__MATERIAL PROVIDED__
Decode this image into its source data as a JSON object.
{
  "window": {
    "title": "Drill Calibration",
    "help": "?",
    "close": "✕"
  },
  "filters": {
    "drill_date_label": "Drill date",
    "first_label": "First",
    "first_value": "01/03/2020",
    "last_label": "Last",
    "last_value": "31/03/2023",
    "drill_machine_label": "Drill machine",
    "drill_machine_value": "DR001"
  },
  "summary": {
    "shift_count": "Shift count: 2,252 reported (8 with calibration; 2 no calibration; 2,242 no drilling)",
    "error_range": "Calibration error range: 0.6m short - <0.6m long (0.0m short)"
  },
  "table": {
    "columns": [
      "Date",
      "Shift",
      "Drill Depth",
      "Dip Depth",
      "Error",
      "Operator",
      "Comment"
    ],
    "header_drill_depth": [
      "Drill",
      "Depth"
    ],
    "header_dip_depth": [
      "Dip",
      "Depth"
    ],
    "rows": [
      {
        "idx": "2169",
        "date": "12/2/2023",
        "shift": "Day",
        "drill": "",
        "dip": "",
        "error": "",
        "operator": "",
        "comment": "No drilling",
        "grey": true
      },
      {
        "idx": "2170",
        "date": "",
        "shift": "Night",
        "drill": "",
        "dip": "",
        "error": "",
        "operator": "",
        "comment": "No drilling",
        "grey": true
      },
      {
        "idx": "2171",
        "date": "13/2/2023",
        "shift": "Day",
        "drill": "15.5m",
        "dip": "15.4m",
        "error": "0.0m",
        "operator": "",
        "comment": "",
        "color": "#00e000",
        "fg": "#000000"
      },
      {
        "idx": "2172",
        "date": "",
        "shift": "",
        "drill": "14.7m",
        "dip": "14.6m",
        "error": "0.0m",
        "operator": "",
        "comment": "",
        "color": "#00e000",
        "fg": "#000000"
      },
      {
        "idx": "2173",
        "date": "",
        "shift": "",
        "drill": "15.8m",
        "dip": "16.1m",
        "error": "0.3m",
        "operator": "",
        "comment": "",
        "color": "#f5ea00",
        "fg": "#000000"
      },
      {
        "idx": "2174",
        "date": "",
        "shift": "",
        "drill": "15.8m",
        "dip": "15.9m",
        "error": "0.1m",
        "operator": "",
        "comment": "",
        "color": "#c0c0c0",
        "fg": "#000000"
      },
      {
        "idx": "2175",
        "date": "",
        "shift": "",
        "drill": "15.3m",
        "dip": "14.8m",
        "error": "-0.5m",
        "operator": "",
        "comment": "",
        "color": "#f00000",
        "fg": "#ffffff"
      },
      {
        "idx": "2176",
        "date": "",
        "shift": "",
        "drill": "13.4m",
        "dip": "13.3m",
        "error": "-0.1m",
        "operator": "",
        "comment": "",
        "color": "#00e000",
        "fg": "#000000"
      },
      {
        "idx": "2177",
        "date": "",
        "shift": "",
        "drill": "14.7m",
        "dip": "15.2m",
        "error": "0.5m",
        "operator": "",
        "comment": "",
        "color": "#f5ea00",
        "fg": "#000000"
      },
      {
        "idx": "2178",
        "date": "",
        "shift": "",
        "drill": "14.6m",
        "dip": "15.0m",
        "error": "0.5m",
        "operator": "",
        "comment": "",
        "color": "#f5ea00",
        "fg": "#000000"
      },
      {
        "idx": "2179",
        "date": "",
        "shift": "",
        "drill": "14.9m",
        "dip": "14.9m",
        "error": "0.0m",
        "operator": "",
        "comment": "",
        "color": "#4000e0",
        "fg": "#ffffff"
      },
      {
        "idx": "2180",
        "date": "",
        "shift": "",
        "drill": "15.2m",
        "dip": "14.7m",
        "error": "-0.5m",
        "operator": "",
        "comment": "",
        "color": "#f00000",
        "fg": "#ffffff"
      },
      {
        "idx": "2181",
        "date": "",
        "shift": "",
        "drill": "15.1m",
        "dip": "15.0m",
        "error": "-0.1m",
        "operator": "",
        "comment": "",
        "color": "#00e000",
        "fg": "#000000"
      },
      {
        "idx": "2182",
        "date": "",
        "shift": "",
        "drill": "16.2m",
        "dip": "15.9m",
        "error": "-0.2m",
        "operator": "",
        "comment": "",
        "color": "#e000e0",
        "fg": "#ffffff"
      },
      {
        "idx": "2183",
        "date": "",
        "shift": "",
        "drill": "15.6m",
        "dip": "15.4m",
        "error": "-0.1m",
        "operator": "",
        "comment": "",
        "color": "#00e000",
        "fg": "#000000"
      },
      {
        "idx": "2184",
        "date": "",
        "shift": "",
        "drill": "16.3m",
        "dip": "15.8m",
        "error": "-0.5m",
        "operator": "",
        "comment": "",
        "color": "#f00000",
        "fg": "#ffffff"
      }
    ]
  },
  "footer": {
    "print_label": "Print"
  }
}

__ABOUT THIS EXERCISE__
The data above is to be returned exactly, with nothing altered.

__SOLUTION__
Decode this image into its source data as a JSON object.
{
  "window": {
    "title": "Drill Calibration",
    "help": "?",
    "close": "✕"
  },
  "filters": {
    "drill_date_label": "Drill date",
    "first_label": "First",
    "first_value": "01/03/2020",
    "last_label": "Last",
    "last_value": "31/03/2023",
    "drill_machine_label": "Drill machine",
    "drill_machine_value": "DR001"
  },
  "summary": {
    "shift_count": "Shift count: 2,252 reported (8 with calibration; 2 no calibration; 2,242 no drilling)",
    "error_range": "Calibration error range: 0.6m short - <0.6m long (0.0m short)"
  },
  "table": {
    "columns": [
      "Date",
      "Shift",
      "Drill Depth",
      "Dip Depth",
      "Error",
      "Operator",
      "Comment"
    ],
    "header_drill_depth": [
      "Drill",
      "Depth"
    ],
    "header_dip_depth": [
      "Dip",
      "Depth"
    ],
    "rows": [
      {
        "idx": "2169",
        "date": "12/2/2023",
        "shift": "Day",
        "drill": "",
        "dip": "",
        "error": "",
        "operator": "",
        "comment": "No drilling",
        "grey": true
      },
      {
        "idx": "2170",
        "date": "",
        "shift": "Night",
        "drill": "",
        "dip": "",
        "error": "",
        "operator": "",
        "comment": "No drilling",
        "grey": true
      },
      {
        "idx": "2171",
        "date": "13/2/2023",
        "shift": "Day",
        "drill": "15.5m",
        "dip": "15.4m",
        "error": "0.0m",
        "operator": "",
        "comment": "",
        "color": "#00e000",
        "fg": "#000000"
      },
      {
        "idx": "2172",
        "date": "",
        "shift": "",
        "drill": "14.7m",
        "dip": "14.6m",
        "error": "0.0m",
        "operator": "",
        "comment": "",
        "color": "#00e000",
        "fg": "#000000"
      },
      {
        "idx": "2173",
        "date": "",
        "shift": "",
        "drill": "15.8m",
        "dip": "16.1m",
        "error": "0.3m",
        "operator": "",
        "comment": "",
        "color": "#f5ea00",
        "fg": "#000000"
      },
      {
        "idx": "2174",
        "date": "",
        "shift": "",
        "drill": "15.8m",
        "dip": "15.9m",
        "error": "0.1m",
        "operator": "",
        "comment": "",
        "color": "#c0c0c0",
        "fg": "#000000"
      },
      {
        "idx": "2175",
        "date": "",
        "shift": "",
        "drill": "15.3m",
        "dip": "14.8m",
        "error": "-0.5m",
        "operator": "",
        "comment": "",
        "color": "#f00000",
        "fg": "#ffffff"
      },
      {
        "idx": "2176",
        "date": "",
        "shift": "",
        "drill": "13.4m",
        "dip": "13.3m",
        "error": "-0.1m",
        "operator": "",
        "comment": "",
        "color": "#00e000",
        "fg": "#000000"
      },
      {
        "idx": "2177",
        "date": "",
        "shift": "",
        "drill": "14.7m",
        "dip": "15.2m",
        "error": "0.5m",
        "operator": "",
        "comment": "",
        "color": "#f5ea00",
        "fg": "#000000"
      },
      {
        "idx": "2178",
        "date": "",
        "shift": "",
        "drill": "14.6m",
        "dip": "15.0m",
        "error": "0.5m",
        "operator": "",
        "comment": "",
        "color": "#f5ea00",
        "fg": "#000000"
      },
      {
        "idx": "2179",
        "date": "",
        "shift": "",
        "drill": "14.9m",
        "dip": "14.9m",
        "error": "0.0m",
        "operator": "",
        "comment": "",
        "color": "#4000e0",
        "fg": "#ffffff"
      },
      {
        "idx": "2180",
        "date": "",
        "shift": "",
        "drill": "15.2m",
        "dip": "14.7m",
        "error": "-0.5m",
        "operator": "",
        "comment": "",
        "color": "#f00000",
        "fg": "#ffffff"
      },
      {
        "idx": "2181",
        "date": "",
        "shift": "",
        "drill": "15.1m",
        "dip": "15.0m",
        "error": "-0.1m",
        "operator": "",
        "comment": "",
        "color": "#00e000",
        "fg": "#000000"
      },
      {
        "idx": "2182",
        "date": "",
        "shift": "",
        "drill": "16.2m",
        "dip": "15.9m",
        "error": "-0.2m",
        "operator": "",
        "comment": "",
        "color": "#e000e0",
        "fg": "#ffffff"
      },
      {
        "idx": "2183",
        "date": "",
        "shift": "",
        "drill": "15.6m",
        "dip": "15.4m",
        "error": "-0.1m",
        "operator": "",
        "comment": "",
        "color": "#00e000",
        "fg": "#000000"
      },
      {
        "idx": "2184",
        "date": "",
        "shift": "",
        "drill": "16.3m",
        "dip": "15.8m",
        "error": "-0.5m",
        "operator": "",
        "comment": "",
        "color": "#f00000",
        "fg": "#ffffff"
      }
    ]
  },
  "footer": {
    "print_label": "Print"
  }
}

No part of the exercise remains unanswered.